=== Work request ===
In the copy, include no pictures, but reproduce every record exactly.

Website and app data records

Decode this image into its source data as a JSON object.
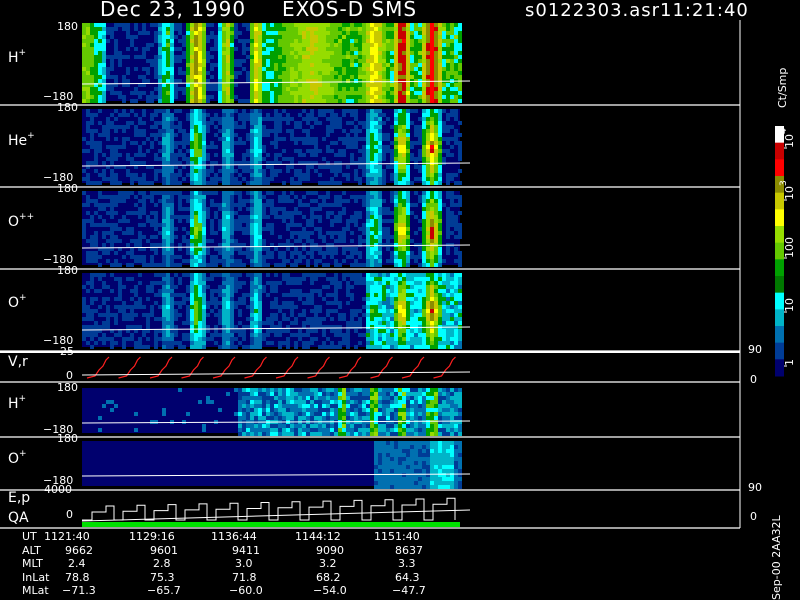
{
  "header": {
    "date": "Dec 23, 1990",
    "mission": "EXOS-D SMS",
    "file": "s0122303.asr",
    "time": "11:21:40"
  },
  "colorbar": {
    "unit": "Ct/Smp",
    "labels": [
      {
        "value": "10",
        "sup": "4"
      },
      {
        "value": "10",
        "sup": "3"
      },
      {
        "value": "100",
        "sup": ""
      },
      {
        "value": "10",
        "sup": ""
      },
      {
        "value": "1",
        "sup": ""
      }
    ],
    "colors": [
      "#ffffff",
      "#c80000",
      "#ff0000",
      "#8c8c00",
      "#c8c800",
      "#ffff00",
      "#96dc00",
      "#64c800",
      "#00a000",
      "#007800",
      "#00ffff",
      "#00b4c8",
      "#0070b0",
      "#003c96",
      "#00006e"
    ]
  },
  "panels": [
    {
      "id": "h-plus",
      "name": "H",
      "sup": "+",
      "ytop": "180",
      "ybot": "−180"
    },
    {
      "id": "he-plus",
      "name": "He",
      "sup": "+",
      "ytop": "180",
      "ybot": "−180"
    },
    {
      "id": "o-plus-plus",
      "name": "O",
      "sup": "++",
      "ytop": "180",
      "ybot": "−180"
    },
    {
      "id": "o-plus",
      "name": "O",
      "sup": "+",
      "ytop": "180",
      "ybot": "−180"
    },
    {
      "id": "vr",
      "name": "V,r",
      "sup": "",
      "ytop": "25",
      "ybot": "0",
      "rtop": "90",
      "rbot": "0"
    },
    {
      "id": "h-plus-2",
      "name": "H",
      "sup": "+",
      "ytop": "180",
      "ybot": "−180"
    },
    {
      "id": "o-plus-2",
      "name": "O",
      "sup": "+",
      "ytop": "180",
      "ybot": "−180"
    },
    {
      "id": "ep-qa",
      "name": "E,p",
      "name2": "QA",
      "sup": "",
      "ytop": "4000",
      "ybot": "0",
      "rtop": "90",
      "rbot": "0"
    }
  ],
  "chart_data": {
    "type": "heatmap",
    "title": "Dec 23, 1990   EXOS-D SMS",
    "colorbar_label": "Ct/Smp",
    "colorbar_scale": "log",
    "colorbar_range": [
      1,
      10000
    ],
    "x_axis": "UT",
    "series": [
      {
        "name": "H+",
        "ylim": [
          -180,
          180
        ]
      },
      {
        "name": "He+",
        "ylim": [
          -180,
          180
        ]
      },
      {
        "name": "O++",
        "ylim": [
          -180,
          180
        ]
      },
      {
        "name": "O+",
        "ylim": [
          -180,
          180
        ]
      },
      {
        "name": "V,r",
        "ylim": [
          0,
          25
        ],
        "right_ylim": [
          0,
          90
        ]
      },
      {
        "name": "H+",
        "ylim": [
          -180,
          180
        ]
      },
      {
        "name": "O+",
        "ylim": [
          -180,
          180
        ]
      },
      {
        "name": "E,p / QA",
        "ylim": [
          0,
          4000
        ],
        "right_ylim": [
          0,
          90
        ]
      }
    ],
    "table": {
      "rows": [
        {
          "label": "UT",
          "values": [
            "1121:40",
            "1129:16",
            "1136:44",
            "1144:12",
            "1151:40"
          ]
        },
        {
          "label": "ALT",
          "values": [
            "9662",
            "9601",
            "9411",
            "9090",
            "8637"
          ]
        },
        {
          "label": "MLT",
          "values": [
            "2.4",
            "2.8",
            "3.0",
            "3.2",
            "3.3"
          ]
        },
        {
          "label": "InLat",
          "values": [
            "78.8",
            "75.3",
            "71.8",
            "68.2",
            "64.3"
          ]
        },
        {
          "label": "MLat",
          "values": [
            "−71.3",
            "−65.7",
            "−60.0",
            "−54.0",
            "−47.7"
          ]
        }
      ]
    }
  },
  "footer": {
    "stamp": "Sep-00 2AA32L"
  }
}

=== Output of the exercise ===
Decode this image into its source data as a JSON object.
{
  "header": {
    "date": "Dec 23, 1990",
    "mission": "EXOS-D SMS",
    "file": "s0122303.asr",
    "time": "11:21:40"
  },
  "colorbar": {
    "unit": "Ct/Smp",
    "labels": [
      {
        "value": "10",
        "sup": "4"
      },
      {
        "value": "10",
        "sup": "3"
      },
      {
        "value": "100",
        "sup": ""
      },
      {
        "value": "10",
        "sup": ""
      },
      {
        "value": "1",
        "sup": ""
      }
    ],
    "colors": [
      "#ffffff",
      "#c80000",
      "#ff0000",
      "#8c8c00",
      "#c8c800",
      "#ffff00",
      "#96dc00",
      "#64c800",
      "#00a000",
      "#007800",
      "#00ffff",
      "#00b4c8",
      "#0070b0",
      "#003c96",
      "#00006e"
    ]
  },
  "panels": [
    {
      "id": "h-plus",
      "name": "H",
      "sup": "+",
      "ytop": "180",
      "ybot": "−180"
    },
    {
      "id": "he-plus",
      "name": "He",
      "sup": "+",
      "ytop": "180",
      "ybot": "−180"
    },
    {
      "id": "o-plus-plus",
      "name": "O",
      "sup": "++",
      "ytop": "180",
      "ybot": "−180"
    },
    {
      "id": "o-plus",
      "name": "O",
      "sup": "+",
      "ytop": "180",
      "ybot": "−180"
    },
    {
      "id": "vr",
      "name": "V,r",
      "sup": "",
      "ytop": "25",
      "ybot": "0",
      "rtop": "90",
      "rbot": "0"
    },
    {
      "id": "h-plus-2",
      "name": "H",
      "sup": "+",
      "ytop": "180",
      "ybot": "−180"
    },
    {
      "id": "o-plus-2",
      "name": "O",
      "sup": "+",
      "ytop": "180",
      "ybot": "−180"
    },
    {
      "id": "ep-qa",
      "name": "E,p",
      "name2": "QA",
      "sup": "",
      "ytop": "4000",
      "ybot": "0",
      "rtop": "90",
      "rbot": "0"
    }
  ],
  "chart_data": {
    "type": "heatmap",
    "title": "Dec 23, 1990   EXOS-D SMS",
    "colorbar_label": "Ct/Smp",
    "colorbar_scale": "log",
    "colorbar_range": [
      1,
      10000
    ],
    "x_axis": "UT",
    "series": [
      {
        "name": "H+",
        "ylim": [
          -180,
          180
        ]
      },
      {
        "name": "He+",
        "ylim": [
          -180,
          180
        ]
      },
      {
        "name": "O++",
        "ylim": [
          -180,
          180
        ]
      },
      {
        "name": "O+",
        "ylim": [
          -180,
          180
        ]
      },
      {
        "name": "V,r",
        "ylim": [
          0,
          25
        ],
        "right_ylim": [
          0,
          90
        ]
      },
      {
        "name": "H+",
        "ylim": [
          -180,
          180
        ]
      },
      {
        "name": "O+",
        "ylim": [
          -180,
          180
        ]
      },
      {
        "name": "E,p / QA",
        "ylim": [
          0,
          4000
        ],
        "right_ylim": [
          0,
          90
        ]
      }
    ],
    "table": {
      "rows": [
        {
          "label": "UT",
          "values": [
            "1121:40",
            "1129:16",
            "1136:44",
            "1144:12",
            "1151:40"
          ]
        },
        {
          "label": "ALT",
          "values": [
            "9662",
            "9601",
            "9411",
            "9090",
            "8637"
          ]
        },
        {
          "label": "MLT",
          "values": [
            "2.4",
            "2.8",
            "3.0",
            "3.2",
            "3.3"
          ]
        },
        {
          "label": "InLat",
          "values": [
            "78.8",
            "75.3",
            "71.8",
            "68.2",
            "64.3"
          ]
        },
        {
          "label": "MLat",
          "values": [
            "−71.3",
            "−65.7",
            "−60.0",
            "−54.0",
            "−47.7"
          ]
        }
      ]
    }
  },
  "footer": {
    "stamp": "Sep-00 2AA32L"
  }
}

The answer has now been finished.